Glenda Guest, author of Siddon Rock, 2010
Perhaps it’s because my 49th birthday is now only a matter of weeks away, but I find myself drawn to articles with titles such as ‘Maturing with Vitality’ or ‘The Superfoods that keep you Fit’ and I was particularly relieved to read the there is no proven age at which you peak creatively. Which is very good news, especially for women.
It’s still true that women find it more challenging to make time for creativity in their lives. If you’re a mother with young children, finding the mental space to write, paint, produce music or whatever creative pursuit you hanker towards, can be almost impossible. And even more frustrating for female artists, is that it is still harder to have your manuscript published, your artwork exhibited, than it is for men.
Older women have much to draw on for their material. Their understanding of the map of the human heart, the cycles of life, the triumphs and disappointments is more nuanced, layered and textured by personal experience. A life lived, if not always lived well. Is it late-blooming?

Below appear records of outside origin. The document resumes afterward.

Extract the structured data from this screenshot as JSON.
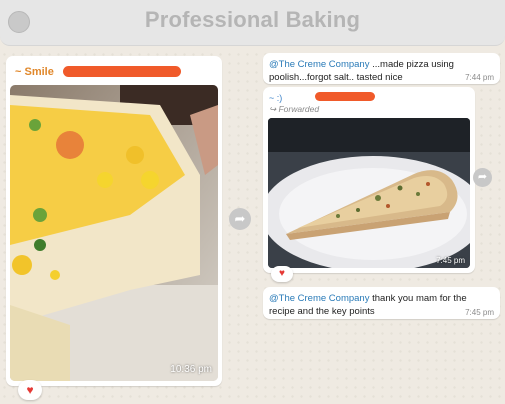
{
  "window": {
    "title": "Professional Baking"
  },
  "left_chat": {
    "message": {
      "sender": "~ Smile",
      "time": "10:36 pm",
      "reaction": "❤️"
    }
  },
  "right_chat": {
    "message1": {
      "mention": "@The Creme Company",
      "text": " ...made pizza using poolish...forgot salt.. tasted nice",
      "time": "7:44 pm"
    },
    "message2": {
      "sender": "~ :)",
      "forwarded_label": "Forwarded",
      "time": "7:45 pm",
      "reaction": "❤️"
    },
    "message3": {
      "mention": "@The Creme Company",
      "text": "  thank you mam for the recipe and the key points",
      "time": "7:45 pm"
    }
  },
  "icons": {
    "forward": "forward-icon",
    "heart": "heart-icon",
    "window_control": "window-dot-icon"
  },
  "colors": {
    "accent_sender": "#e0872a",
    "mention": "#2a7bb8",
    "redaction": "#f05a2a",
    "chat_bg": "#efeae2"
  }
}
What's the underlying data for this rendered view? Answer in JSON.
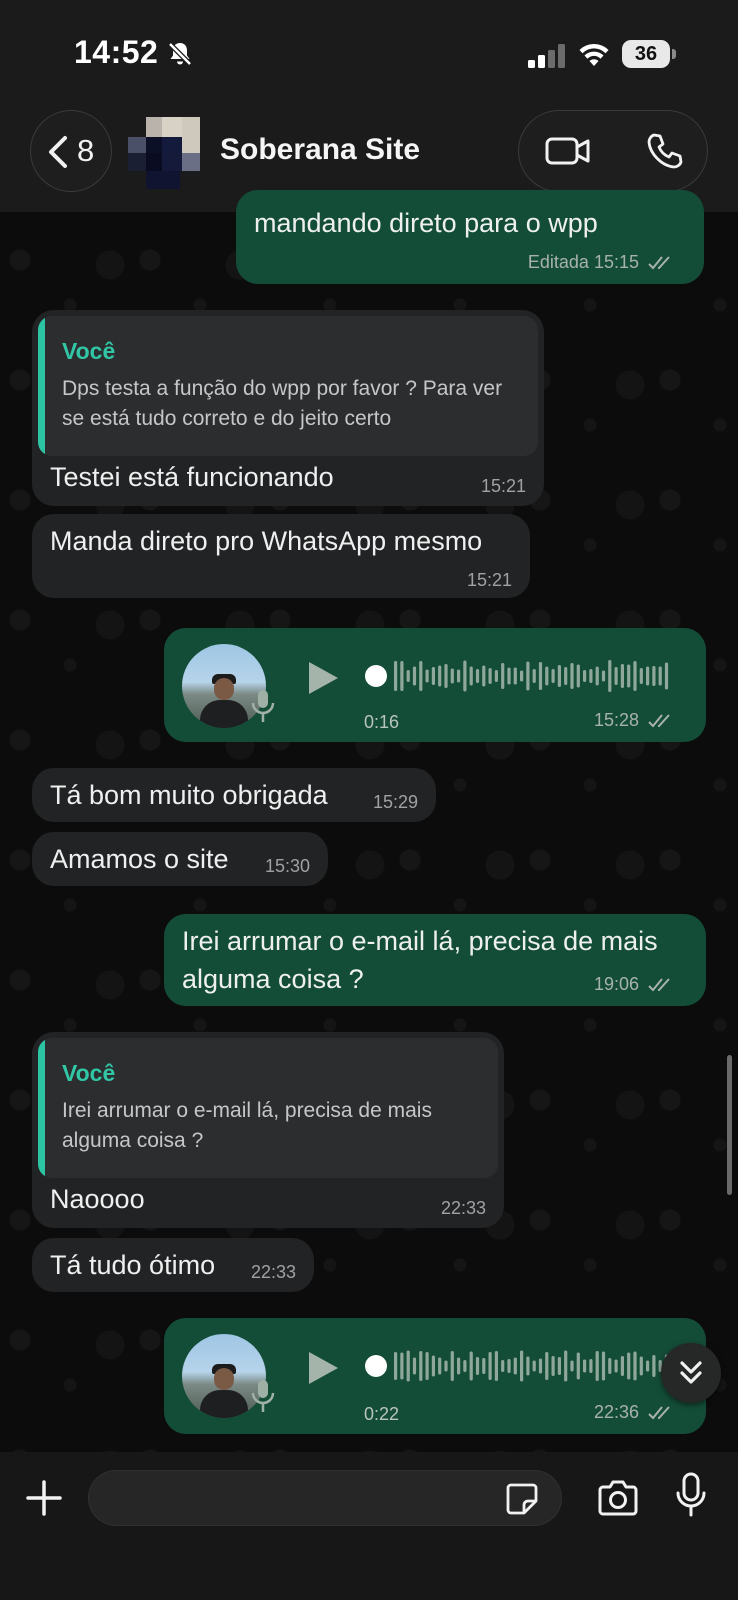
{
  "status_bar": {
    "time": "14:52",
    "battery": "36"
  },
  "header": {
    "back_count": "8",
    "contact_name": "Soberana Site"
  },
  "messages": [
    {
      "text": "mandando direto para o wpp",
      "meta": "Editada 15:15"
    },
    {
      "quote_author": "Você",
      "quote_text": "Dps testa a função do wpp por favor ? Para ver se está tudo correto e do jeito certo",
      "text": "Testei está funcionando",
      "time": "15:21"
    },
    {
      "text": "Manda direto pro WhatsApp mesmo",
      "time": "15:21"
    },
    {
      "duration": "0:16",
      "time": "15:28"
    },
    {
      "text": "Tá bom muito obrigada",
      "time": "15:29"
    },
    {
      "text": "Amamos o site",
      "time": "15:30"
    },
    {
      "text": "Irei arrumar o e-mail lá, precisa de mais alguma coisa ?",
      "time": "19:06"
    },
    {
      "quote_author": "Você",
      "quote_text": "Irei arrumar o e-mail lá, precisa de mais alguma coisa ?",
      "text": "Naoooo",
      "time": "22:33"
    },
    {
      "text": "Tá tudo ótimo",
      "time": "22:33"
    },
    {
      "duration": "0:22",
      "time": "22:36"
    }
  ],
  "input": {
    "placeholder": ""
  },
  "colors": {
    "outgoing": "#144d37",
    "incoming": "#222324",
    "quote_accent": "#2dc4a3",
    "read_ticks": "#a7b2ac"
  }
}
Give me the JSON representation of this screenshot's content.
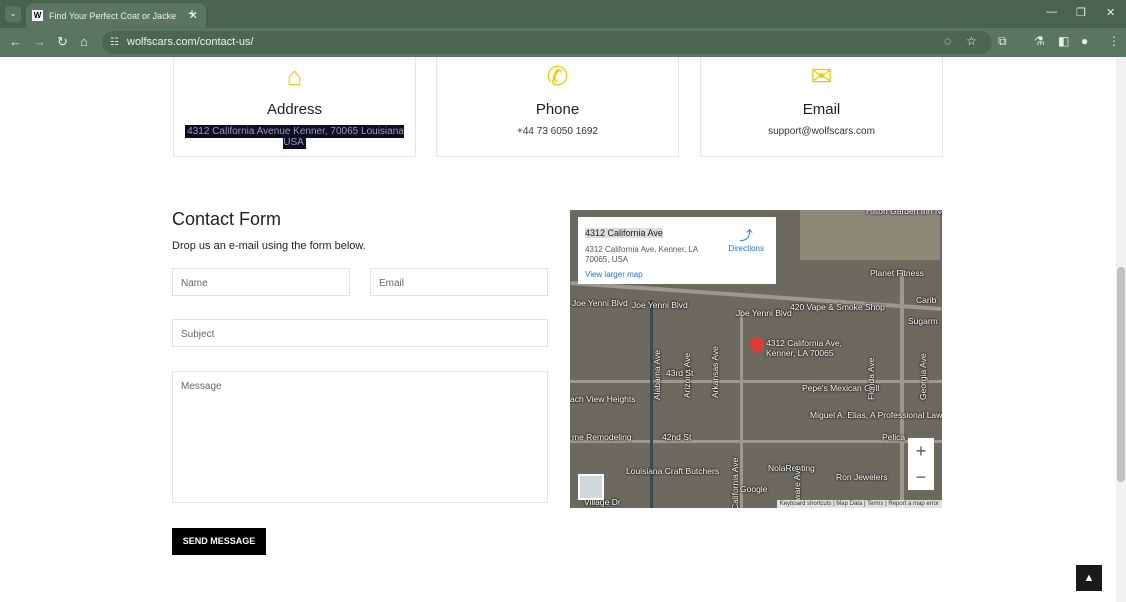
{
  "browser": {
    "tab_title": "Find Your Perfect Coat or Jacke",
    "favicon": "W",
    "url": "wolfscars.com/contact-us/"
  },
  "cards": [
    {
      "icon": "home-icon",
      "title": "Address",
      "text": "4312 California Avenue Kenner, 70065 Louisiana USA"
    },
    {
      "icon": "phone-icon",
      "title": "Phone",
      "text": "+44 73 6050 1692"
    },
    {
      "icon": "envelope-icon",
      "title": "Email",
      "text": "support@wolfscars.com"
    }
  ],
  "form": {
    "title": "Contact Form",
    "subtitle": "Drop us an e-mail using the form below.",
    "name_placeholder": "Name",
    "email_placeholder": "Email",
    "subject_placeholder": "Subject",
    "message_placeholder": "Message",
    "submit": "SEND MESSAGE"
  },
  "map": {
    "place": "4312 California Ave",
    "address": "4312 California Ave, Kenner, LA 70065, USA",
    "view_larger": "View larger map",
    "directions": "Directions",
    "pin_label": "4312 California Ave, Kenner, LA 70065",
    "labels": [
      "Hilton Garden Inn New Orleans Airp",
      "Planet Fitness",
      "Joe Yenni Blvd",
      "Joe Yenni Blvd",
      "Joe Yenni Blvd",
      "420 Vape & Smoke Shop",
      "Sugarm",
      "Carib",
      "Alabama Ave",
      "Arizona Ave",
      "Arkansas Ave",
      "43rd St",
      "Pepe's Mexican Grill",
      "Florida Ave",
      "Georgia Ave",
      "ach View Heights",
      "Miguel A. Elias, A Professional Law...",
      "me Remodeling",
      "42nd St",
      "California Ave",
      "Pelica",
      "Louisiana Craft Butchers",
      "NolaRenting",
      "Delaware Ave",
      "Ron Jewelers",
      "Village Dr",
      "Google"
    ],
    "attribution": "Keyboard shortcuts | Map Data | Terms | Report a map error"
  },
  "accent": "#f6c800"
}
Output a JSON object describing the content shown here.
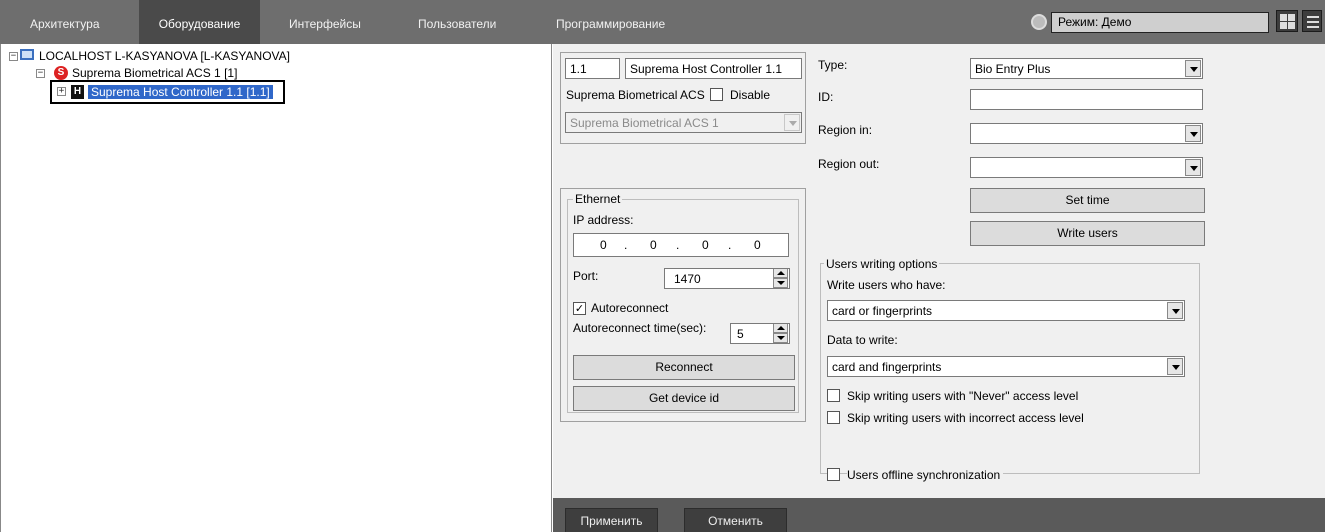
{
  "topbar": {
    "tabs": [
      "Архитектура",
      "Оборудование",
      "Интерфейсы",
      "Пользователи",
      "Программирование"
    ],
    "active_tab": "Оборудование",
    "mode_label": "Режим: Демо"
  },
  "tree": {
    "root_label": "LOCALHOST L-KASYANOVA [L-KASYANOVA]",
    "acs_label": "Suprema Biometrical ACS 1 [1]",
    "controller_label": "Suprema Host Controller 1.1 [1.1]"
  },
  "device": {
    "id_value": "1.1",
    "name_value": "Suprema Host Controller 1.1",
    "parent_label": "Suprema Biometrical ACS",
    "disable_label": "Disable",
    "disable_checked": false,
    "parent_select": "Suprema Biometrical ACS 1"
  },
  "ethernet": {
    "legend": "Ethernet",
    "ip_label": "IP address:",
    "ip_octets": [
      "0",
      "0",
      "0",
      "0"
    ],
    "ip_dot": ".",
    "port_label": "Port:",
    "port_value": "1470",
    "autoreconnect_label": "Autoreconnect",
    "autoreconnect_checked": true,
    "autoreconnect_time_label": "Autoreconnect time(sec):",
    "autoreconnect_time_value": "5",
    "reconnect_button": "Reconnect",
    "get_device_id_button": "Get device id"
  },
  "settings": {
    "type_label": "Type:",
    "type_value": "Bio Entry Plus",
    "id_label": "ID:",
    "id_value": "",
    "region_in_label": "Region in:",
    "region_in_value": "",
    "region_out_label": "Region out:",
    "region_out_value": "",
    "set_time_button": "Set time",
    "write_users_button": "Write users"
  },
  "users_writing": {
    "legend": "Users writing options",
    "write_who_label": "Write users who have:",
    "write_who_value": "card or fingerprints",
    "data_to_write_label": "Data to write:",
    "data_to_write_value": "card and fingerprints",
    "skip_never_label": "Skip writing users with \"Never\" access level",
    "skip_never_checked": false,
    "skip_incorrect_label": "Skip writing users with incorrect access level",
    "skip_incorrect_checked": false,
    "offline_sync_label": "Users offline synchronization",
    "offline_sync_checked": false
  },
  "bottombar": {
    "apply_button": "Применить",
    "cancel_button": "Отменить"
  },
  "colors": {
    "topbar_bg": "#6e6e6e",
    "active_tab_bg": "#4a4a4a",
    "selection_bg": "#2f67c9",
    "panel_bg": "#f0f0f0",
    "bottombar_bg": "#5a5a5a"
  },
  "icons": [
    "computer-icon",
    "suprema-s-icon",
    "host-controller-h-icon",
    "mode-gear-icon",
    "grid-view-icon",
    "menu-icon"
  ]
}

No I don’t think so. We come to things in our own way, in our own time.
Creativity, the desire to realise artistic goals is not just the provenance of the young. It is never too late to be experimental, questioning or to have a vision.
“Sometimes the letters were disjointed and the novelist sent only a fragment which Dorothy guessed would slip into place sooner or later, unless of course, it was discarded. Writers did not always use everything they wrote, the novelist explained.”
From Miss Peabody’s inheritance 1983
Olga Masters worked as journalist from the age of 15yrs, but her 1st story collection was published when she was 63
Laura Ingalls Wilder started writing in her 40s but only achieved fame in her 60’s with The Little House on the Prairie series.
Mary Wesley began writing children’s stories in her 50’s but her novel for adults was published when she was 71.
Jessica Anderson was 52 when Tirra Lirra by the River was published.
Rosalie Gascoigne, sculptor, first exhibited at 58.
‘There was no possibility of being an artist of any sort. I never considered myself an artist. I did what I did because I had to.’
Emily Kngwarreye, started painting in her 70’s working with the Utopia Women’s Batik Group. Her first solo exhibition was at the age of 80. She still holds the record for the highest price paid for a painting by an Australian woman.